▼▼▼

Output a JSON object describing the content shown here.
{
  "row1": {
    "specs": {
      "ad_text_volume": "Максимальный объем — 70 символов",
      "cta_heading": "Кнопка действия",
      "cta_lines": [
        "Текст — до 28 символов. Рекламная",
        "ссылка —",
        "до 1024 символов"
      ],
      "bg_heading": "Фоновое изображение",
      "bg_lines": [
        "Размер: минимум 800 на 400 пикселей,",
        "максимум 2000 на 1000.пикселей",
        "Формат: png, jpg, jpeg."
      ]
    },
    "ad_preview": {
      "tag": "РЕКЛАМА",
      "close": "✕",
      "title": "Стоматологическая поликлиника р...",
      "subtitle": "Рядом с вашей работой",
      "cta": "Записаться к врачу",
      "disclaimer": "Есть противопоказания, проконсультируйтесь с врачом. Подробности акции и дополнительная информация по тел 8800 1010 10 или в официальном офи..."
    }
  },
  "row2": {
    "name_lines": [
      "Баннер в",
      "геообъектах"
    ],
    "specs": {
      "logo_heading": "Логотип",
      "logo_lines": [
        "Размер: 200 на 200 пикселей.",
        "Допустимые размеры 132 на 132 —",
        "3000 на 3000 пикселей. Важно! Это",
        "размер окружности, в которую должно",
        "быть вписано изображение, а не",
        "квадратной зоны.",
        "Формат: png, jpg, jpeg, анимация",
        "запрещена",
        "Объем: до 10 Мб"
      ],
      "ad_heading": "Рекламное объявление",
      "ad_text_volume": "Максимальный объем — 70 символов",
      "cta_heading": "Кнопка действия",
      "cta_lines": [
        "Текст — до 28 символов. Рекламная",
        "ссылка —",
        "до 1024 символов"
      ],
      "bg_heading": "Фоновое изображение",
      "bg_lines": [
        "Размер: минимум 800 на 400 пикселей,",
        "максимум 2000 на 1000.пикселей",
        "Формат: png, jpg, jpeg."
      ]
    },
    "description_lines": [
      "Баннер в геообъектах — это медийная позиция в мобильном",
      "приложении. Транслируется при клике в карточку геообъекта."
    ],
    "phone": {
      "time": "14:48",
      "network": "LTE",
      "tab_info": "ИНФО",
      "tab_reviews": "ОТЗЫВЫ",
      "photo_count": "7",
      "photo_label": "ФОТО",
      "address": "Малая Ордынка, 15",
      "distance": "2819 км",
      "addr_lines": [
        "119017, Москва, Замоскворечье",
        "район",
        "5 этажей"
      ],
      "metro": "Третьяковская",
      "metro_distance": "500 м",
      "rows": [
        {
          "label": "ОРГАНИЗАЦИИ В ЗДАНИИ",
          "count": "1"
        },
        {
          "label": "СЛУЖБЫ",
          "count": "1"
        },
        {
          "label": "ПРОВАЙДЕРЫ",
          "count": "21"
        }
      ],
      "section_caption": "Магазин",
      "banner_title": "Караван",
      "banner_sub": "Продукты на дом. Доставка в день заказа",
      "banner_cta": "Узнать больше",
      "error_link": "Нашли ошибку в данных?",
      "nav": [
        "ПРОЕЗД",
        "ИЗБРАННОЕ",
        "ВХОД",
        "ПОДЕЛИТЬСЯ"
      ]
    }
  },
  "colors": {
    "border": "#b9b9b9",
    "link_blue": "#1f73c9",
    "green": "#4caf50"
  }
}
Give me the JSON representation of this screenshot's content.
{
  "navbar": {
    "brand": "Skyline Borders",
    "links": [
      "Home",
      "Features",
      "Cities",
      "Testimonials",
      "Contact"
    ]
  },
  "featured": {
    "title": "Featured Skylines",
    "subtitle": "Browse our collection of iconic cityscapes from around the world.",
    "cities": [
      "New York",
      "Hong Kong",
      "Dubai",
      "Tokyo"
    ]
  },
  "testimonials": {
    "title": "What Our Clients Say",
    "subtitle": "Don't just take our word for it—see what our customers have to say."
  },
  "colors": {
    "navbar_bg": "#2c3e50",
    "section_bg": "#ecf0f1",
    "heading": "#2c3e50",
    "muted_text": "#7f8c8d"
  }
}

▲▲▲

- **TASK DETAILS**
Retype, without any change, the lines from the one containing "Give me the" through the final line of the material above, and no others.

- **ANSWER**
Give me the JSON representation of this screenshot's content.
{
  "navbar": {
    "brand": "Skyline Borders",
    "links": [
      "Home",
      "Features",
      "Cities",
      "Testimonials",
      "Contact"
    ]
  },
  "featured": {
    "title": "Featured Skylines",
    "subtitle": "Browse our collection of iconic cityscapes from around the world.",
    "cities": [
      "New York",
      "Hong Kong",
      "Dubai",
      "Tokyo"
    ]
  },
  "testimonials": {
    "title": "What Our Clients Say",
    "subtitle": "Don't just take our word for it—see what our customers have to say."
  },
  "colors": {
    "navbar_bg": "#2c3e50",
    "section_bg": "#ecf0f1",
    "heading": "#2c3e50",
    "muted_text": "#7f8c8d"
  }
}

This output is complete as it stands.